Does it matter when you buy your car insurance in relation to the renewal date? In short, yes it does - potentially by hundreds of pounds.

According to research by Moneysavingexpert, you'll get the best deal on your car insurance 20 to 26 days before the policy is due to begin - equating to a saving of up to 40%.

MSE requested data from three major insurance search engines, analysing 50 million quotes from October 2018 to September 2019. The results found that while getting insured sometime between 20 and 26 days before renewal saved big sums, the very best time to get insured was 24 days before renewal.
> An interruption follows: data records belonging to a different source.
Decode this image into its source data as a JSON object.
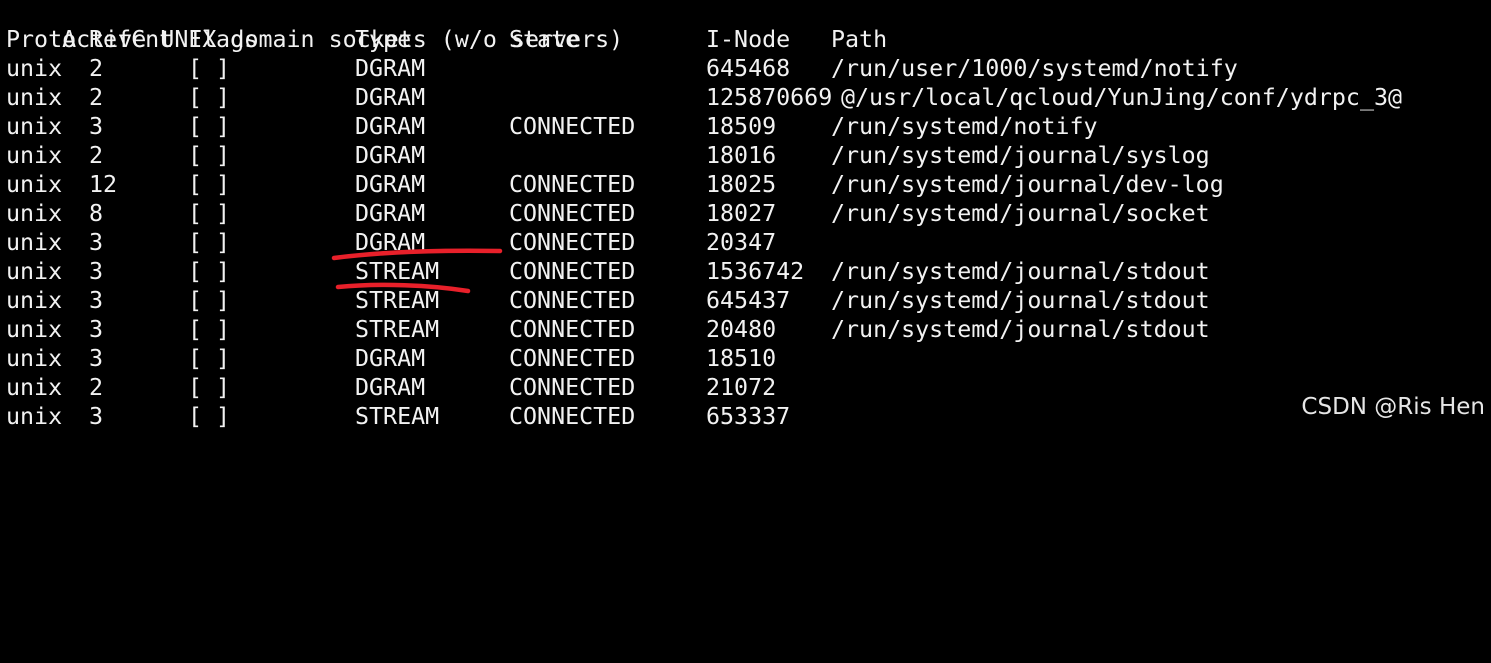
{
  "terminal": {
    "title_line": "Active UNIX domain sockets (w/o servers)",
    "headers": {
      "proto": "Proto",
      "refcnt": "RefCnt",
      "flags": "Flags",
      "type": "Type",
      "state": "State",
      "inode": "I-Node",
      "path": "Path"
    },
    "rows": [
      {
        "proto": "unix",
        "refcnt": "2",
        "flags": "[ ]",
        "type": "DGRAM",
        "state": "",
        "inode": "645468",
        "path": "/run/user/1000/systemd/notify"
      },
      {
        "proto": "unix",
        "refcnt": "2",
        "flags": "[ ]",
        "type": "DGRAM",
        "state": "",
        "inode": "125870669",
        "path": "@/usr/local/qcloud/YunJing/conf/ydrpc_3@"
      },
      {
        "proto": "unix",
        "refcnt": "3",
        "flags": "[ ]",
        "type": "DGRAM",
        "state": "CONNECTED",
        "inode": "18509",
        "path": "/run/systemd/notify"
      },
      {
        "proto": "unix",
        "refcnt": "2",
        "flags": "[ ]",
        "type": "DGRAM",
        "state": "",
        "inode": "18016",
        "path": "/run/systemd/journal/syslog"
      },
      {
        "proto": "unix",
        "refcnt": "12",
        "flags": "[ ]",
        "type": "DGRAM",
        "state": "CONNECTED",
        "inode": "18025",
        "path": "/run/systemd/journal/dev-log"
      },
      {
        "proto": "unix",
        "refcnt": "8",
        "flags": "[ ]",
        "type": "DGRAM",
        "state": "CONNECTED",
        "inode": "18027",
        "path": "/run/systemd/journal/socket"
      },
      {
        "proto": "unix",
        "refcnt": "3",
        "flags": "[ ]",
        "type": "DGRAM",
        "state": "CONNECTED",
        "inode": "20347",
        "path": ""
      },
      {
        "proto": "unix",
        "refcnt": "3",
        "flags": "[ ]",
        "type": "STREAM",
        "state": "CONNECTED",
        "inode": "1536742",
        "path": "/run/systemd/journal/stdout"
      },
      {
        "proto": "unix",
        "refcnt": "3",
        "flags": "[ ]",
        "type": "STREAM",
        "state": "CONNECTED",
        "inode": "645437",
        "path": "/run/systemd/journal/stdout"
      },
      {
        "proto": "unix",
        "refcnt": "3",
        "flags": "[ ]",
        "type": "STREAM",
        "state": "CONNECTED",
        "inode": "20480",
        "path": "/run/systemd/journal/stdout"
      },
      {
        "proto": "unix",
        "refcnt": "3",
        "flags": "[ ]",
        "type": "DGRAM",
        "state": "CONNECTED",
        "inode": "18510",
        "path": ""
      },
      {
        "proto": "unix",
        "refcnt": "2",
        "flags": "[ ]",
        "type": "DGRAM",
        "state": "CONNECTED",
        "inode": "21072",
        "path": ""
      },
      {
        "proto": "unix",
        "refcnt": "3",
        "flags": "[ ]",
        "type": "STREAM",
        "state": "CONNECTED",
        "inode": "653337",
        "path": ""
      }
    ]
  },
  "annotation": {
    "color": "#e8202a"
  },
  "watermark": {
    "text": "CSDN @Ris Hen"
  },
  "colors": {
    "background": "#000000",
    "text": "#f2f2f2"
  }
}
MSE found that pricing trends were almost identical across all three price comparison sites. The optimum purchase time was closely aligned with how much of an accident risk the driver was considered to be, and the period when the maximum number of insurers were able to provide quotes.

The average premium on the 24th day was £672 per year. But premiums quoted from 20 to 26 days before only differed across a range of £15.


What if I buy insurance on the renewal date?

This is the worst possible time to buy your car insurance, according to MSE research. The average on-the-day quote stands at £1,218 - which translates as £546 more costly than buying 24 days before.


What if I buy it way in advance?

This is also a bad idea. Being too organised, by purchasing your insurance too early, could leave you hundreds of pounds out of pocket. The earliest you can buy cover through a comparison site is usually 30 days in advance; but this would be an average of £388 a year more costly compared to buying 24 days before the renewal date.


Has the sweet spot always been 24 days before renewal?

Not according to MSE research; the previous analysis of this data revealed that buying cover 21 days before renewal would result in the lowest premium.


Why is this the case?

Insurers look at hundreds of factors when determining a premium; one of those is when a driver buys cover. Insurers have admitted that drivers who leave it to the last minute are considered higher risk.

According to MSE "some insurers [have told us] they've seen a direct link between drivers who leave sorting their insurance to the last moment and a higher number of claims."


Other things you can do to reduce your premium
  • Try a few searches on different search engines and see if fully comprehensive is cheaper than third party.


  • Tweak your job description (while being completely honest) and see if this impacts the offered premium: For example, according to MSE's car insurance job picker, on average a Scriptwriter pays £676.31 annually, while a Copywriter is considered a safer bet, and pays £635.91 - a saving of £40.40.


  • Add drivers who are lower risk than you (if possible)


  • Don’t automatically accept your renewal quote - as a better deal may well be available.


  • Check all comparison sites/insurers